The number of the new COVID-19 infections tripled in Long Beach this week, while area hospitalizations have doubled as the COVID-19 omicron variant continues to surge.
Long Beach on Monday reported 1,413 new cases over the weekend, up from 403 new cases reported the previous Monday. Long Beach also reported 105 people are hospitalized in area, more than double from last week.
Other indicators have also inched higher. The number of people testing positive increased to 5%, up from around 2.8% last week, while the rate of new cases per 100,000 residents more than doubled to 39.
In Los Angeles County, the number of people in hospitals with COVID-19 surpassed the 1,000 mark for the first time since late September, echoing a sharp upward trend in infections and a dramatic increase in the rate of people testing positive for the virus.
According to state figures, there were 1,069 COVID-positive patients in Los Angeles County hospitals as of Tuesday, up from 966 on Monday.

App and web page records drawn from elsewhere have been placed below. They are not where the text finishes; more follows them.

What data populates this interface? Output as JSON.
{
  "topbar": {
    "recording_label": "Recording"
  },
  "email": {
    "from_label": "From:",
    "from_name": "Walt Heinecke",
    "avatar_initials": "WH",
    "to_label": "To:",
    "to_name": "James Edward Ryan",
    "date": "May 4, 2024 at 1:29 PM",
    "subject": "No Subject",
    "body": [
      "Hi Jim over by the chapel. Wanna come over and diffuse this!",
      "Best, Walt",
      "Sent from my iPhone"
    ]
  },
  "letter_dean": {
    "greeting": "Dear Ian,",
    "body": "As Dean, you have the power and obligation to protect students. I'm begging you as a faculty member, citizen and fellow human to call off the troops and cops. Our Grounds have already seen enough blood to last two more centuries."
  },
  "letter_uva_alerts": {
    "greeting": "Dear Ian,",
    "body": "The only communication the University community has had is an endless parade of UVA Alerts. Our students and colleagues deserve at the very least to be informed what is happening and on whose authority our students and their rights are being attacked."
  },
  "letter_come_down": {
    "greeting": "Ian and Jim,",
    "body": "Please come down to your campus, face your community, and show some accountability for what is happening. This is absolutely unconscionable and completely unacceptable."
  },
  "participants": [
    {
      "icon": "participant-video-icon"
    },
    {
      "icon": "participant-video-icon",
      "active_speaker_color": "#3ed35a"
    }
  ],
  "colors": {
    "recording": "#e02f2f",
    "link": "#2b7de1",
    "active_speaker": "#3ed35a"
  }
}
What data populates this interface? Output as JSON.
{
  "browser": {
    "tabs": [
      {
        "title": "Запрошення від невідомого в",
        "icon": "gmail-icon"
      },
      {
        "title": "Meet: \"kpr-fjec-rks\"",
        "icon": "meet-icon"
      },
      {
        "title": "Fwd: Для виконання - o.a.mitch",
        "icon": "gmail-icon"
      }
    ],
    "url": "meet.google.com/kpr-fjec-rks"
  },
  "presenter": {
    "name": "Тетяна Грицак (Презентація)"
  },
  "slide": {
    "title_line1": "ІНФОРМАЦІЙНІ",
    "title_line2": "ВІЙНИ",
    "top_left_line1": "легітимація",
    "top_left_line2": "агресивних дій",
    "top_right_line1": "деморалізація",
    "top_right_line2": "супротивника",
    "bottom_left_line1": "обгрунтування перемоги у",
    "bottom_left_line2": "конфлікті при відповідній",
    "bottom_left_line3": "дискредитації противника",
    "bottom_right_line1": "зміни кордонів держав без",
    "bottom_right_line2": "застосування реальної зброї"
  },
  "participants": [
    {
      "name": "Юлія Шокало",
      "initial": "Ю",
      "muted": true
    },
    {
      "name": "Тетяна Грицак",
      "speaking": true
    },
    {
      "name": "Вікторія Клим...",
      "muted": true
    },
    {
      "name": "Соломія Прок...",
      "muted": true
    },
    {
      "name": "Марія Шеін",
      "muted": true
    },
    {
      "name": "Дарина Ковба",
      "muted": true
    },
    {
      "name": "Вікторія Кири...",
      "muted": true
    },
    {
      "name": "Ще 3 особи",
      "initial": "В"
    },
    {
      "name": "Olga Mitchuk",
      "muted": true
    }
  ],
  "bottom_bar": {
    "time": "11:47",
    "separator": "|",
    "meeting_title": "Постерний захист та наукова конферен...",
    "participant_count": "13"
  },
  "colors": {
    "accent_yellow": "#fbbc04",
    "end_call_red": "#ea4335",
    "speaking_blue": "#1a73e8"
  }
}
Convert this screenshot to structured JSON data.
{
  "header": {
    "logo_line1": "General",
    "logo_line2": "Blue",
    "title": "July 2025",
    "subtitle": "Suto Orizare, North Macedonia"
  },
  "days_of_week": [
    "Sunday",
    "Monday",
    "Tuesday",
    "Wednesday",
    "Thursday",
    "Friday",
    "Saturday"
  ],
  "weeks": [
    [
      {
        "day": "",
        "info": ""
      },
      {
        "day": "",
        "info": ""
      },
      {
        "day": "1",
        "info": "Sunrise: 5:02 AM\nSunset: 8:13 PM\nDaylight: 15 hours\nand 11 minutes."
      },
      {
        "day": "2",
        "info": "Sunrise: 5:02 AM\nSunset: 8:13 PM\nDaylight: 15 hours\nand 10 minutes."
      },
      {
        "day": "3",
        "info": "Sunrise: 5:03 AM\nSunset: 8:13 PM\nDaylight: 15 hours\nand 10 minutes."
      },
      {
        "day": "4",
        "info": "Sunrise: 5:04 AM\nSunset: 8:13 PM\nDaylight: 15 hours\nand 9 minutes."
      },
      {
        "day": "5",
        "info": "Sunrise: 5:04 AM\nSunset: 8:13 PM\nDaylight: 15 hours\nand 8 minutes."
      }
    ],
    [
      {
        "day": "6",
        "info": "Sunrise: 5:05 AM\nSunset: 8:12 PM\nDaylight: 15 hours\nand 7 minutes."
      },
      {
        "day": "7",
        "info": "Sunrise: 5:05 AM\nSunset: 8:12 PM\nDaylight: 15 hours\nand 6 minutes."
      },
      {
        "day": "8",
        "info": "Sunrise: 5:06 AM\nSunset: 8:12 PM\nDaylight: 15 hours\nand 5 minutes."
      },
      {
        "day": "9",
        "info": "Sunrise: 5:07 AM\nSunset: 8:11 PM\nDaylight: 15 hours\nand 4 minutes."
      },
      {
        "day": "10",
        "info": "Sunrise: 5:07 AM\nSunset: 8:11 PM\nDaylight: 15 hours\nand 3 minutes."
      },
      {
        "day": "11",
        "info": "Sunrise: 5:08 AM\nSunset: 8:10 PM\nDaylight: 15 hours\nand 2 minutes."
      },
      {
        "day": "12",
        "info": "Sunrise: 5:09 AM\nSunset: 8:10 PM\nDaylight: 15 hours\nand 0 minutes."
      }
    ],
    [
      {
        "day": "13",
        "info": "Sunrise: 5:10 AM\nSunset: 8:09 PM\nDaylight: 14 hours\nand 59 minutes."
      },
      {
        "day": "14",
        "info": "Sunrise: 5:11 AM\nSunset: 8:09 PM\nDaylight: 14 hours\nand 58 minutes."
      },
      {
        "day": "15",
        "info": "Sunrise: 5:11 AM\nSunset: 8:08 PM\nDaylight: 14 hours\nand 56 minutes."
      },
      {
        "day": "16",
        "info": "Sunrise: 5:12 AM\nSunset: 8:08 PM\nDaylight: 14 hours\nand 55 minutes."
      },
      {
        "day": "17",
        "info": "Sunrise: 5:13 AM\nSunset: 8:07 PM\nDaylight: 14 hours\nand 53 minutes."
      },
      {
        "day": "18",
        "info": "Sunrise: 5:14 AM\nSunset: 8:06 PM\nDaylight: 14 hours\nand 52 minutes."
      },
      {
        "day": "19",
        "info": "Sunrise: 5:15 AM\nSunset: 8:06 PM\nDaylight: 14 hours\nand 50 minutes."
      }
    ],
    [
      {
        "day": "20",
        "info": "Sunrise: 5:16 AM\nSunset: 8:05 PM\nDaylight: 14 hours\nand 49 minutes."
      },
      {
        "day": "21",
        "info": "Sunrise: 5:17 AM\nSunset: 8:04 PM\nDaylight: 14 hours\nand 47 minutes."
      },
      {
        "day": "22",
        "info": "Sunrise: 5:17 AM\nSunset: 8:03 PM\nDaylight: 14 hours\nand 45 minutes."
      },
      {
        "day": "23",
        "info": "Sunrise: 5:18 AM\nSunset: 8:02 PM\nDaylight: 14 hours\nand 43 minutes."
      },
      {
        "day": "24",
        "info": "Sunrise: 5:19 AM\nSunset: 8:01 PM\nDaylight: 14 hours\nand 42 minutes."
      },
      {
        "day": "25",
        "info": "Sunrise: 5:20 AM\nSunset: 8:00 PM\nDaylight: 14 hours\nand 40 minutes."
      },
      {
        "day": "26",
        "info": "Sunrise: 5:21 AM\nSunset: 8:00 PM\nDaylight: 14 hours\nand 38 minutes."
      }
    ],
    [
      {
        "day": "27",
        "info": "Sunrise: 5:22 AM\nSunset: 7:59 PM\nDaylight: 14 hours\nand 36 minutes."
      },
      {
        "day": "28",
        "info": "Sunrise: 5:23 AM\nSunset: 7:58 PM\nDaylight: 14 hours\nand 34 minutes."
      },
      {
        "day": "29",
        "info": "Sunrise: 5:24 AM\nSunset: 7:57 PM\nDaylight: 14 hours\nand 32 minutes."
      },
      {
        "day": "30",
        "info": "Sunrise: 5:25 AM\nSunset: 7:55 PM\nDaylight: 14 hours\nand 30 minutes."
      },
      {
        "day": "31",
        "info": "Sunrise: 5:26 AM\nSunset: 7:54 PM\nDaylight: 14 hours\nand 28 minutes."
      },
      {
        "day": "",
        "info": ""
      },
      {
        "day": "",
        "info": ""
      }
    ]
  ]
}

The increase is being closely watched by public health officials concerned that hospitals, which expanded capacity to handle COVID patient numbers that topped 8,000 last January, are less equipped to cope with such an intense surge this winter due to various factors, most notably understaffing.
The county rate of people testing positive for the virus is also rapidly rising. According to the county Department of Public Health, the seven-day average daily rate of people testing positive for the virus rose to 14.5% as of Tuesday.
One week ago, the rate was 3%, while on Nov. 22, it was 0.9%. The increase is attributed to the highly-contagious omicron variant of the virus that can even impact people who are fully vaccinated, though health officials say they are far less likely to become severely ill.
On Tuesday, the county reported another 9,473 new COVID infections, bringing the cumulative pandemic total number of infections to 1,632,893.
Another 22 virus-related deaths were also reported, raising the county’s death toll to 27,576. Long Beach on Monday reported one new death for a city total of 1,068.
“… While we all wish that 2022 would begin without the continued tragedy of serious illness and death associated with COVID, we are instead facing the prospect of an alarming surge that requires every person to act with intentionality: get vaccinated and boosted, get tested, and please, always wear a mask around others,” County Heath Director Barbara Ferrer said in a statement Tuesday. “These are the tools we have to try to keep each other safe over the holidays.”
City News Service contributed to this report.